**YOUR OBJECTIVE:** Number of lines with "skip" in the listing: report it, and nothing else.
###
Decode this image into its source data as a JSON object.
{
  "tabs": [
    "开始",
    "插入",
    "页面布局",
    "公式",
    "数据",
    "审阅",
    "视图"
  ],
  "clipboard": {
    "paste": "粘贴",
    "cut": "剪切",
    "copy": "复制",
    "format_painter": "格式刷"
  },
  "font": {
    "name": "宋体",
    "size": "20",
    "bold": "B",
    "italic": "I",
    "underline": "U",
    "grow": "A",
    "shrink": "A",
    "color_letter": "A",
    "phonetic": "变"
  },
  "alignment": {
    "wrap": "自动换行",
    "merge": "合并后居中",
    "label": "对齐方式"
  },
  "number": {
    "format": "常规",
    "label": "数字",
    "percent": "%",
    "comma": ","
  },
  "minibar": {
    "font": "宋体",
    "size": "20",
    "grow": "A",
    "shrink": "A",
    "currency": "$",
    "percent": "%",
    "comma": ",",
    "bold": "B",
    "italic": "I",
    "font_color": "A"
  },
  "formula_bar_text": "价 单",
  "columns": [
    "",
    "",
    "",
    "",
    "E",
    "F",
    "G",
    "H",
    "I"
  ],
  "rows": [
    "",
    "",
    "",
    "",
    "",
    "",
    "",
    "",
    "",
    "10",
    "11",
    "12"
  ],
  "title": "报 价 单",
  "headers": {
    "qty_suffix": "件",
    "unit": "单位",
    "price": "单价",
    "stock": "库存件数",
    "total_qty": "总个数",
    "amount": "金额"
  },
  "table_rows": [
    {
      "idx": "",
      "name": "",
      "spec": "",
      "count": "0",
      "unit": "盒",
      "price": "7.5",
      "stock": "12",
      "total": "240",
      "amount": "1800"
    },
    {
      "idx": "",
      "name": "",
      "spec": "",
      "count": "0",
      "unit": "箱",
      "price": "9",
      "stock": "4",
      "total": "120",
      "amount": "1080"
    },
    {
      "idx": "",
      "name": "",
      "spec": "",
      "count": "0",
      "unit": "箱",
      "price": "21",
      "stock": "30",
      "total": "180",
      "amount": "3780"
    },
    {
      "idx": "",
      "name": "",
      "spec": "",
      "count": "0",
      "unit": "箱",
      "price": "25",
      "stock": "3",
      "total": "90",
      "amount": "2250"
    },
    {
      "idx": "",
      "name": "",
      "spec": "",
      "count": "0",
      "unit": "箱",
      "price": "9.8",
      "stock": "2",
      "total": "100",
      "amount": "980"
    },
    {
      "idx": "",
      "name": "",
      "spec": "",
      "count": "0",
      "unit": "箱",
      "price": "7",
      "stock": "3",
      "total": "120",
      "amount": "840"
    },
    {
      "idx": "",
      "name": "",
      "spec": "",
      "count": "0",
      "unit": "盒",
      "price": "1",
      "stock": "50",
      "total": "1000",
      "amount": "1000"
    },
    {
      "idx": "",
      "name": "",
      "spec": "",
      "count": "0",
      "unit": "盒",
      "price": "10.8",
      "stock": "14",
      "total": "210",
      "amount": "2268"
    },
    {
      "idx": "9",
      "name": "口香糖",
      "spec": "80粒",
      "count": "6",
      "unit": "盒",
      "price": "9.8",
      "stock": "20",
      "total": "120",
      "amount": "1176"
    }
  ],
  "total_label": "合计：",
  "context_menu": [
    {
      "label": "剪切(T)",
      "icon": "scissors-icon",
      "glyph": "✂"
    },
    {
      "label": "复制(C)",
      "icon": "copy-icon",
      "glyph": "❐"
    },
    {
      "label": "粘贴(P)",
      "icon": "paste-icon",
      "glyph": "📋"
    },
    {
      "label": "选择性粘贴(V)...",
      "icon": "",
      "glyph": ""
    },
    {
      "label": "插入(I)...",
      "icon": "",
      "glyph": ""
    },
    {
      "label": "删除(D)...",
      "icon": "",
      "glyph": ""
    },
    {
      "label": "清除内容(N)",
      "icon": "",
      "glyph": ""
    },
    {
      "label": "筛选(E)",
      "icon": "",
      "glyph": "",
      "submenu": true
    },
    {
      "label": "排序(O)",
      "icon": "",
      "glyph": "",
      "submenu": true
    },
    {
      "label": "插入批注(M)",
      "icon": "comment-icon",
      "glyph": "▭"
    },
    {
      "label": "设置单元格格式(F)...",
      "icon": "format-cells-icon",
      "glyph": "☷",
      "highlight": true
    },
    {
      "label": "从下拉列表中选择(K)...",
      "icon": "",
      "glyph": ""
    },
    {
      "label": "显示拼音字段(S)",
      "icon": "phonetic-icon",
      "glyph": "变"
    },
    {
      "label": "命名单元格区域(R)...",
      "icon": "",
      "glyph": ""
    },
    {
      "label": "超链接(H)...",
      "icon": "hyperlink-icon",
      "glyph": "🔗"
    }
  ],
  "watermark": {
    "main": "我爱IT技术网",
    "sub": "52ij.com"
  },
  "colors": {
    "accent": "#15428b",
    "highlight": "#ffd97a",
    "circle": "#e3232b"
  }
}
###
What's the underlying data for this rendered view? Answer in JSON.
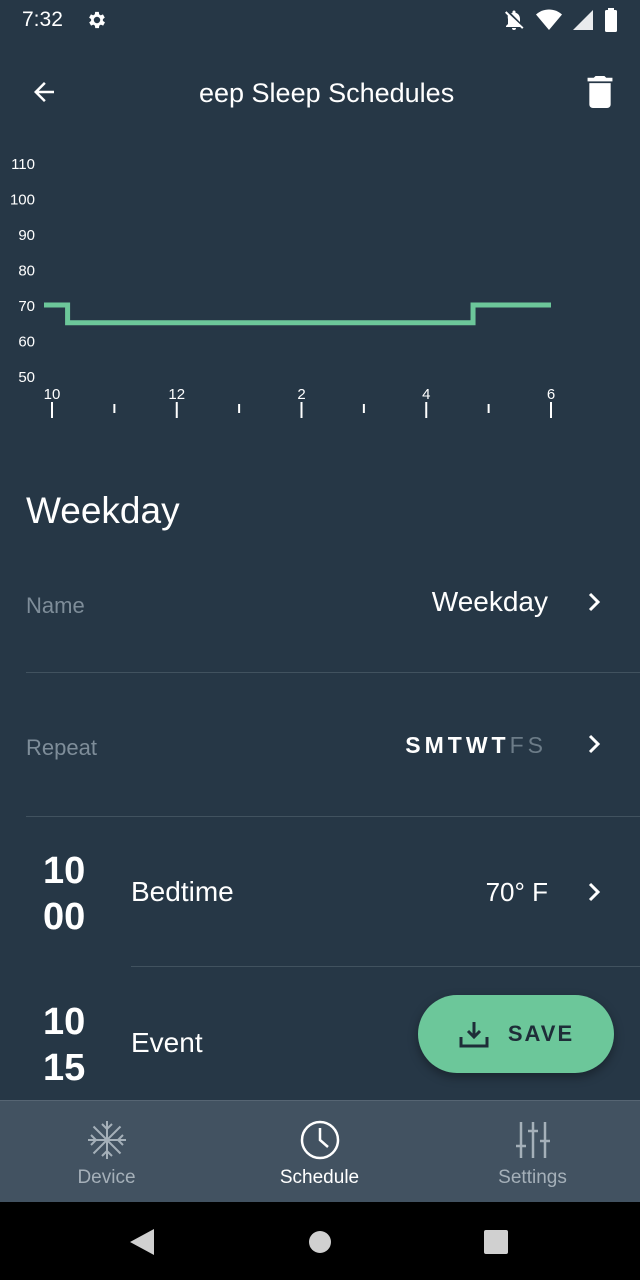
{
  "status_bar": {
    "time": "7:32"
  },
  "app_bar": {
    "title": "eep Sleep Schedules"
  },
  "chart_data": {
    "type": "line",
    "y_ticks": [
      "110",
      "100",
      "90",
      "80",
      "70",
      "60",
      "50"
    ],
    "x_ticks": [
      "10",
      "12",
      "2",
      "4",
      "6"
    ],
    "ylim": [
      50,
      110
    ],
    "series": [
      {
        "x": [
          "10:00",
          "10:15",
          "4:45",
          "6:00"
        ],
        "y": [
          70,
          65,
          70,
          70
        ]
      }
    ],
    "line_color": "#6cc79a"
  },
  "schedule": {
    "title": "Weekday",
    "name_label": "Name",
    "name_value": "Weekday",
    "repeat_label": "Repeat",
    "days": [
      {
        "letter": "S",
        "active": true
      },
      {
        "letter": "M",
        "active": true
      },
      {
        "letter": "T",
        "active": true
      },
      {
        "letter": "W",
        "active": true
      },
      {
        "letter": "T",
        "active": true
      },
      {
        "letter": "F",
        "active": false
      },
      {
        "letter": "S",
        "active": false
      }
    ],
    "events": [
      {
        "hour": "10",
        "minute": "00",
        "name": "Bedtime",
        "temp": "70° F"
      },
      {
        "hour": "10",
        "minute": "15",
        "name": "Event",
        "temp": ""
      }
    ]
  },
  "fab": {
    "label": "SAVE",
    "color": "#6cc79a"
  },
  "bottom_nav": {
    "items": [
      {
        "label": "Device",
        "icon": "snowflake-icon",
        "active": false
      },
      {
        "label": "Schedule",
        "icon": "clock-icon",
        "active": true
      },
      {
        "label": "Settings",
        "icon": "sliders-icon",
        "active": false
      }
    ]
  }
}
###
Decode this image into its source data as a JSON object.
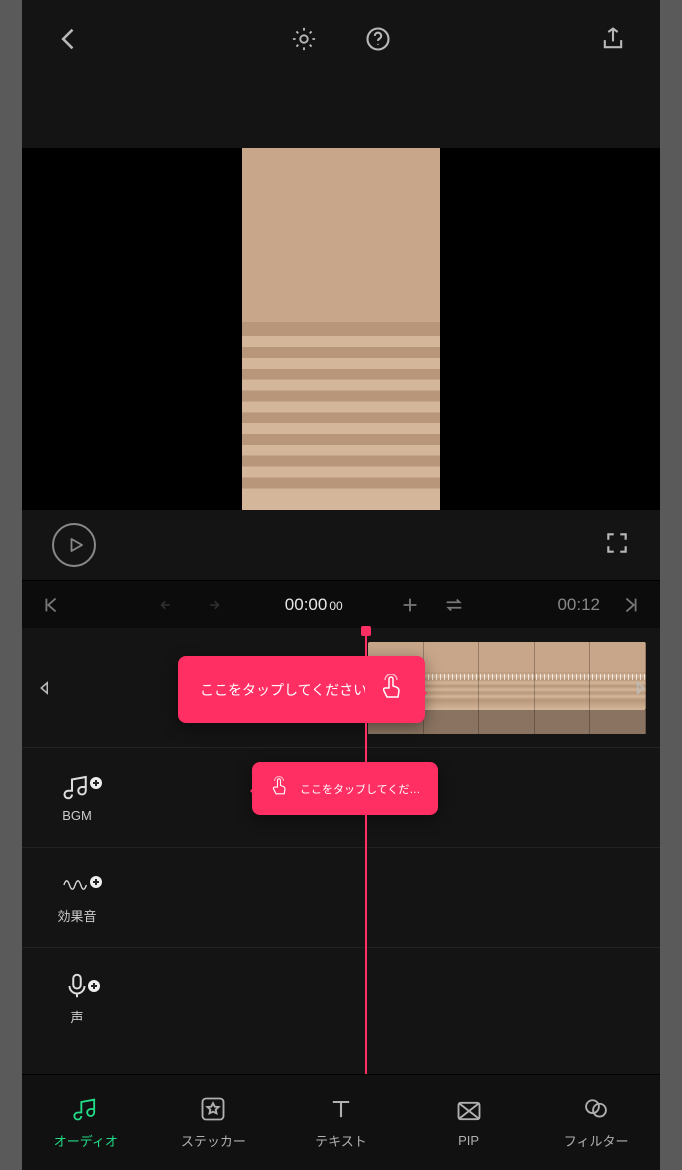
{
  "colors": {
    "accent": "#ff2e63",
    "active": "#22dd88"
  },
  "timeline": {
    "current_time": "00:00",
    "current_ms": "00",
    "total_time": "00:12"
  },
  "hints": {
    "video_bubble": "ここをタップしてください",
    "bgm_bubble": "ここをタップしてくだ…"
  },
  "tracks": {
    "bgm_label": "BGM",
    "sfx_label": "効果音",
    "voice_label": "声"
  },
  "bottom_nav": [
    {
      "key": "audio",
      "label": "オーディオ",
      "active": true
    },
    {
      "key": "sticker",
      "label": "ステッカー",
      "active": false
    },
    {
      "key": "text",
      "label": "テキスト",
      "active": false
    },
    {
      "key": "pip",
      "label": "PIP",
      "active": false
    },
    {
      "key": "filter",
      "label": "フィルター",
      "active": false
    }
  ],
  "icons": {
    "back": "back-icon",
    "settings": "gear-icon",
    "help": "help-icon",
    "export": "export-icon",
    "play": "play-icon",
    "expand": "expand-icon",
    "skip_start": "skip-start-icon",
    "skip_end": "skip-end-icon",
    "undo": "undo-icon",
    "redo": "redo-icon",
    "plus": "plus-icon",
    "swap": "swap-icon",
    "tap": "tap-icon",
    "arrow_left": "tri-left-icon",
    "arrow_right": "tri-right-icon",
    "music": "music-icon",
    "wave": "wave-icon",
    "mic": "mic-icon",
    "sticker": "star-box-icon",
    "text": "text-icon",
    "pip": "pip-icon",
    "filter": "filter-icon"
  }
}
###
**RESPONSE AREA:** 2